> _WORK ITEM_:
The records below are split into lines. How many of those lines contain the string "report"? Reply with the number only.

> _RECORDS FOR PROCESSING_:
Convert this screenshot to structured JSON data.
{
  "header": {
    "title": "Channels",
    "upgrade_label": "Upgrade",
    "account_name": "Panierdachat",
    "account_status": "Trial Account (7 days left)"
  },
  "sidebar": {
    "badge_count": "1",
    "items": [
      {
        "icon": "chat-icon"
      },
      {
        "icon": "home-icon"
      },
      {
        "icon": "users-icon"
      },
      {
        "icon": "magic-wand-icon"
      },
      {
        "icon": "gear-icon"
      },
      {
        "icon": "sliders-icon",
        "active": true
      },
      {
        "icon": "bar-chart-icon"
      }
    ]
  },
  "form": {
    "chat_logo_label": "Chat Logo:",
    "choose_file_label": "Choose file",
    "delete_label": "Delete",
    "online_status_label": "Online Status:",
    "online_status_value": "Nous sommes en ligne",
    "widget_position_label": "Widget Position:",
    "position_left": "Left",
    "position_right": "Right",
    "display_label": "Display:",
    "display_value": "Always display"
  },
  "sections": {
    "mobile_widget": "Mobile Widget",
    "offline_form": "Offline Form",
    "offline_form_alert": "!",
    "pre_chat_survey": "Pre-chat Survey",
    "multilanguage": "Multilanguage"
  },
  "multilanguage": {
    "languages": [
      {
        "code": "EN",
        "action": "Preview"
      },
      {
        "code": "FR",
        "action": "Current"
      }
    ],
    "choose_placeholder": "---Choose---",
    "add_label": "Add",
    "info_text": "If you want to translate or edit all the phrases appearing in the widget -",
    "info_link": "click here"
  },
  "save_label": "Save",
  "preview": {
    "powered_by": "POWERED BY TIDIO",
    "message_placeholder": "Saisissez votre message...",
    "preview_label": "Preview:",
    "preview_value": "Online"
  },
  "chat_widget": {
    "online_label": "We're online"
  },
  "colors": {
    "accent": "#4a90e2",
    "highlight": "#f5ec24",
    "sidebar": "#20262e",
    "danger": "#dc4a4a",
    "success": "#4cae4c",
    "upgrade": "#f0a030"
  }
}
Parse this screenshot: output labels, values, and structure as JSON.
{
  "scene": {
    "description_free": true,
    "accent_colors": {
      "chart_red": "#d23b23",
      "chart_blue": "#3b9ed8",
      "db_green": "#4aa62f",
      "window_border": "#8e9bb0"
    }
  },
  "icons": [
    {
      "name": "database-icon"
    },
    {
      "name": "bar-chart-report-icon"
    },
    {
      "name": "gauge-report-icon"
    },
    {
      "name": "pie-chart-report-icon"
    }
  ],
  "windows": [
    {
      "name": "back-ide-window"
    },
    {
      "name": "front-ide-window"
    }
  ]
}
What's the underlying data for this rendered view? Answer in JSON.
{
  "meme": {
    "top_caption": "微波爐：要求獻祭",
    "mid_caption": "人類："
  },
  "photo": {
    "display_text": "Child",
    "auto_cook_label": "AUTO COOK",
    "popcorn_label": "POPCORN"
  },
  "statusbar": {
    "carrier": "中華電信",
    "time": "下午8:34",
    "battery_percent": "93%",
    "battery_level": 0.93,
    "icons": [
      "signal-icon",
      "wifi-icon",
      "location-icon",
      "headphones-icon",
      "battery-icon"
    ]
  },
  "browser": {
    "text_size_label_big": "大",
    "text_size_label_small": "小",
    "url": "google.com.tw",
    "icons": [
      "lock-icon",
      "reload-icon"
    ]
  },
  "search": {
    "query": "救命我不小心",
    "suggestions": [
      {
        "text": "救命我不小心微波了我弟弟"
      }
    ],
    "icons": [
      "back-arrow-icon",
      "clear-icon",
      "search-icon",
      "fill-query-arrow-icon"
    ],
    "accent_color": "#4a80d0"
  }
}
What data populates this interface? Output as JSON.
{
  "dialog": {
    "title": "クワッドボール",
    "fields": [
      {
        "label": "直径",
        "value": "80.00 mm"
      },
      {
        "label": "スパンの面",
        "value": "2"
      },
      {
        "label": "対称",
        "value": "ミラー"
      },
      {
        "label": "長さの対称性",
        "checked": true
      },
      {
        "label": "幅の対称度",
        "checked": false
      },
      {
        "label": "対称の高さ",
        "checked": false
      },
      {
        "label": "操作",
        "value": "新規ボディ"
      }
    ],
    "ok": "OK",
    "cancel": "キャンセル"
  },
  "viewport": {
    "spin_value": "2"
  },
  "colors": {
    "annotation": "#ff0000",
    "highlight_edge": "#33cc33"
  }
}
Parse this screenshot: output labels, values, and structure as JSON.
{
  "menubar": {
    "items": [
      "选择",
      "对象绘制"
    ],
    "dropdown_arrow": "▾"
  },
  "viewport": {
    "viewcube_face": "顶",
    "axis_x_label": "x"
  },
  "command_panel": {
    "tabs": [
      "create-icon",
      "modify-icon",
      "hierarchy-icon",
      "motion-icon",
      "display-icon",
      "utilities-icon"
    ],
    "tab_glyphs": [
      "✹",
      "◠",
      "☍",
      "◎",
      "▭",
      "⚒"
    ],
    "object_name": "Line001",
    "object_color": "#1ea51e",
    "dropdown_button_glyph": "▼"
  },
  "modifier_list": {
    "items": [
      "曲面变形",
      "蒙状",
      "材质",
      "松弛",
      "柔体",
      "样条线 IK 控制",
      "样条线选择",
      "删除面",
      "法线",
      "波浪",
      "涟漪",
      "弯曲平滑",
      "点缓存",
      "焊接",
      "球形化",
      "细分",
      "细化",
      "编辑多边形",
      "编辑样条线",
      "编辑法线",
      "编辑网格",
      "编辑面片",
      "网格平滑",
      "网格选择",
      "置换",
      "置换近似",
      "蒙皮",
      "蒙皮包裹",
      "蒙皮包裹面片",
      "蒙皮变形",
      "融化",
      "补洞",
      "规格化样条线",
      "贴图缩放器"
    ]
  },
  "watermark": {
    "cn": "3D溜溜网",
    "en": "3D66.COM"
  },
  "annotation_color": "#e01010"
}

> _COMPLETED EXERCISE_:
3